Before delving into the reasons behind the fear of becoming an entrepreneur, it is crucial to shed light on reality. According to data compiled by the Small Business Administration, around 20% of small businesses fail in their first year, and only about 50% survive beyond the five-year mark. These statistics are sobering and pretty depressing and can provoke anxiety in individuals who dream of embarking on an entrepreneurial journey. Yet, small businesses comprise 99.9% of businesses in the United States and are a thriving part of our economy and culture.

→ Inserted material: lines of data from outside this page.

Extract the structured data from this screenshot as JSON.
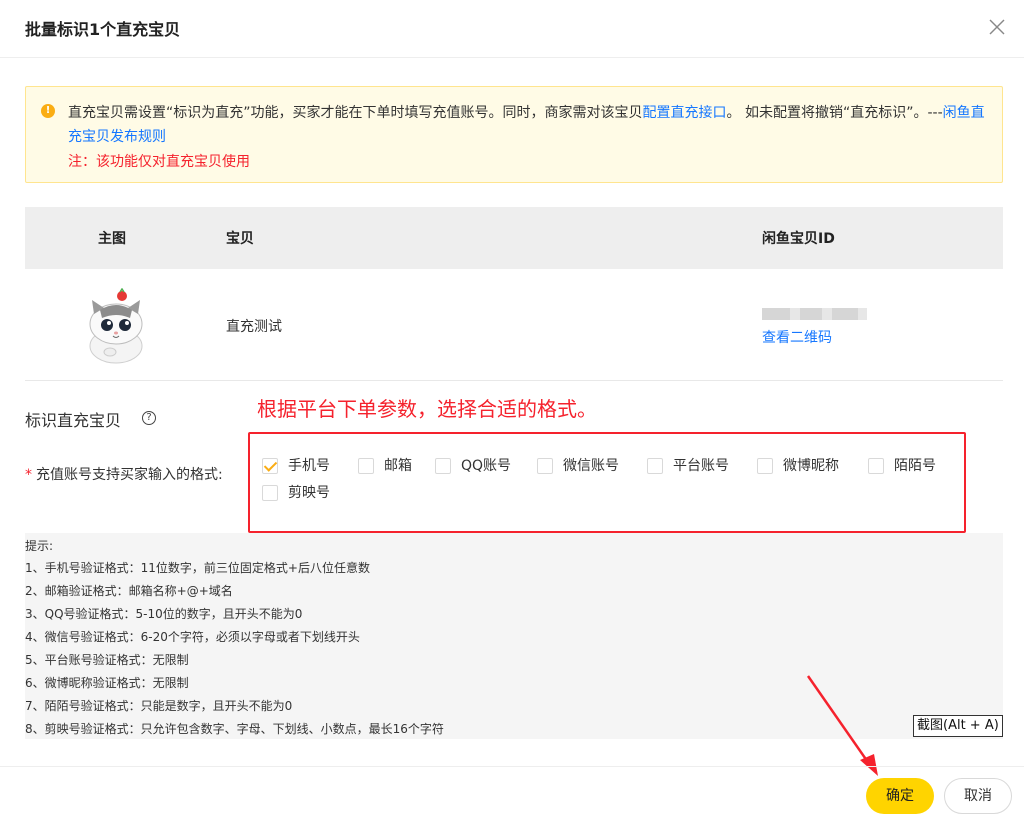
{
  "dialog": {
    "title": "批量标识1个直充宝贝",
    "close_icon": "close-icon"
  },
  "notice": {
    "icon": "warning-icon",
    "text_1": "直充宝贝需设置“标识为直充”功能，买家才能在下单时填写充值账号。同时，商家需对该宝贝",
    "link_config": "配置直充接口",
    "text_2": "。 如未配置将撤销“直充标识”。---",
    "link_rules": "闲鱼直充宝贝发布规则",
    "red_note": "注：该功能仅对直充宝贝使用"
  },
  "table": {
    "headers": [
      "主图",
      "宝贝",
      "闲鱼宝贝ID"
    ],
    "row": {
      "name": "直充测试",
      "qr_link": "查看二维码"
    }
  },
  "section": {
    "label": "标识直充宝贝",
    "help_icon": "question-circle-icon"
  },
  "annotation": {
    "hint": "根据平台下单参数，选择合适的格式。"
  },
  "formats": {
    "label": "充值账号支持买家输入的格式:",
    "required_mark": "*",
    "options": [
      {
        "label": "手机号",
        "checked": true
      },
      {
        "label": "邮箱",
        "checked": false
      },
      {
        "label": "QQ账号",
        "checked": false
      },
      {
        "label": "微信账号",
        "checked": false
      },
      {
        "label": "平台账号",
        "checked": false
      },
      {
        "label": "微博昵称",
        "checked": false
      },
      {
        "label": "陌陌号",
        "checked": false
      },
      {
        "label": "剪映号",
        "checked": false
      }
    ]
  },
  "tips": {
    "lines": [
      "提示:",
      "1、手机号验证格式：11位数字，前三位固定格式+后八位任意数",
      "2、邮箱验证格式：邮箱名称+@+域名",
      "3、QQ号验证格式：5-10位的数字，且开头不能为0",
      "4、微信号验证格式：6-20个字符，必须以字母或者下划线开头",
      "5、平台账号验证格式：无限制",
      "6、微博昵称验证格式：无限制",
      "7、陌陌号验证格式：只能是数字，且开头不能为0",
      "8、剪映号验证格式：只允许包含数字、字母、下划线、小数点，最长16个字符"
    ]
  },
  "screenshot_tag": "截图(Alt + A)",
  "footer": {
    "ok": "确定",
    "cancel": "取消"
  },
  "colors": {
    "accent": "#ffd400",
    "link": "#1677ff",
    "danger": "#f5222d",
    "warning": "#faad14"
  }
}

Moreover, research conducted by the Global Entrepreneurship Monitor (GEM) indicates that fear of failure is the primary obstacle to entrepreneurship. In countries like the United States, fear of failure prevents nearly 24% of adults from pursuing entrepreneurship.

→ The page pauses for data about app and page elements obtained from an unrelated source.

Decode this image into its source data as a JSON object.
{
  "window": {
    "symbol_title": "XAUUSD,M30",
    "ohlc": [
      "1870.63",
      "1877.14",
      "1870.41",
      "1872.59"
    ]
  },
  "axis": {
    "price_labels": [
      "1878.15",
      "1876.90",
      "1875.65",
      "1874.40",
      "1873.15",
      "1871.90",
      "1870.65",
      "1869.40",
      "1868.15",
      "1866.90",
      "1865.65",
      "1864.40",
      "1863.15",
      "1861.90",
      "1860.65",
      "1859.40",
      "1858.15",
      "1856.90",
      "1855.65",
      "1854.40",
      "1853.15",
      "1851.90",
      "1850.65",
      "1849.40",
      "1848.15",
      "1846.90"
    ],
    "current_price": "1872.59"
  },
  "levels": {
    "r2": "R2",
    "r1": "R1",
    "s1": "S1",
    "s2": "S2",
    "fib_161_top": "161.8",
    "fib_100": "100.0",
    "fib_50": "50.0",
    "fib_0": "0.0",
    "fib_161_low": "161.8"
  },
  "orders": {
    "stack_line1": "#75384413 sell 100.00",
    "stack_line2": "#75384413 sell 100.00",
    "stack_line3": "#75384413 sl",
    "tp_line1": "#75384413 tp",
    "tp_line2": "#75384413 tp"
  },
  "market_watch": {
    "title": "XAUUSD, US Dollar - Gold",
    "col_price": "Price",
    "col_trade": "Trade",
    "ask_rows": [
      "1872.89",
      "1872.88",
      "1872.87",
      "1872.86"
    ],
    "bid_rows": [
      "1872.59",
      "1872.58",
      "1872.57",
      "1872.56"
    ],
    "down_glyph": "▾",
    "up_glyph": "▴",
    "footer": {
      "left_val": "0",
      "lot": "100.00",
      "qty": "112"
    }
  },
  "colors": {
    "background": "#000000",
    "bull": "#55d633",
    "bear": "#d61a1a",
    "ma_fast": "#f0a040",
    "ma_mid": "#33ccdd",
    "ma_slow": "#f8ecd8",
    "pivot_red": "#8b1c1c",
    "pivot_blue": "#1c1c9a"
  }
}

The Fear Factors: Understanding the Sources

  1. Financial Insecurity: One of the most prevalent fears associated with entrepreneurship is the fear of financial insecurity. Starting a business often requires individuals to invest their own resources, and the possibility of losing those resources can be daunting. Additionally, the lack of a stable income during the early stages can amplify anxiety.
  2. Fear of Failure: Failure is an essential part of the entrepreneurial journey, but it is also a significant source of fear among potential entrepreneurs. Entrepreneurs face the risk of their ideas not being well-received, their products or services failing to gain traction, or their business model not being sustainable.
  3. Social and Peer Pressure: The fear of judgment and societal expectations can also discourage individuals from pursuing entrepreneurial endeavors. Society often places more value on the security of traditional jobs, emphasizing stability and reliable income over the uncertainty of starting a business.

Embracing the Risk: Overcoming the Fear

While acknowledging the fears associated with entrepreneurship is crucial, it is equally important to explore ways to overcome them. Here are some strategies to mitigate fear and embrace the risk:

  1. Review Your Foundation: Your business foundation is comprised of what you value most. Core values, Core Purpose, and your BHAG are the first keys to success. When those fears start to creep in, come back to your foundation and remember Why you’re doing what you’re doing.
  2. Make decisions on all 3 factors – “Time, Money, and Energy”: Entrepreneurs are good at looking at 2 of these factors and often ignore the third. They get caught up in the ”money” and don’t look at what it is truly costing them
  3. Education and Coaching: Acquiring knowledge about entrepreneurship, business operations, and financial management can help alleviate fear and increase confidence. Seeking guidance from experienced coaches, and mentors who have already navigated the challenges of entrepreneurship can provide invaluable support.
  4. Planning and Research: Conducting thorough market research, creating a solid business plan, and identifying potential risks and challenges can significantly mitigate the fear of failure. Adequate preparation is key to increasing the chances of success.
  5. Building a Supportive Network: Surrounding oneself with like-minded individuals and creating a supportive network of entrepreneurs can provide emotional support and collaborative opportunities. Engaging with people who understand the journey and challenges can help alleviate the fear of entrepreneurship.
  6. Taking Calculated Risks: While fear may never completely dissipate, taking calculated risks allows potential entrepreneurs to push their boundaries and explore their potential. Instead of succumbing to fear, embracing it as a driving force for growth and innovation can be an empowering approach.
  7. Delegate to Elevate: Just because you own a business doesn’t mean you need to know everything about everything on how to run your business. You’re not good at bookkeeping? Outsource to someone who’s going to help you with taxes in the long run and avoid some major mistakes down the road. You don’t like social media? Hire someone who knows how to advertise and promote your business, ultimately making you connections for more business. If you’re not even sure what you need to outsource, connect with a business coach to help with your mindset and business structure. This will help you focus on what you want to do in your business what you’re really good at, and what charges you. Remember you’re not alone in this!


Becoming an entrepreneur comes with its own set of fears and uncertainties. However, recognizing that fear is a natural part of the process and taking proactive steps to overcome it can pave the way for success. I’d love to come alongside you on your journey, so book a free consultation with me to see if business coaching is something that could help you overcome your business fears.

While the statistics may be sobering, they should not deter aspiring entrepreneurs from chasing their dreams. Remember to take courage, trust the process, trust your foundation, and trust those around you. Take a deep breath, you’ve got this.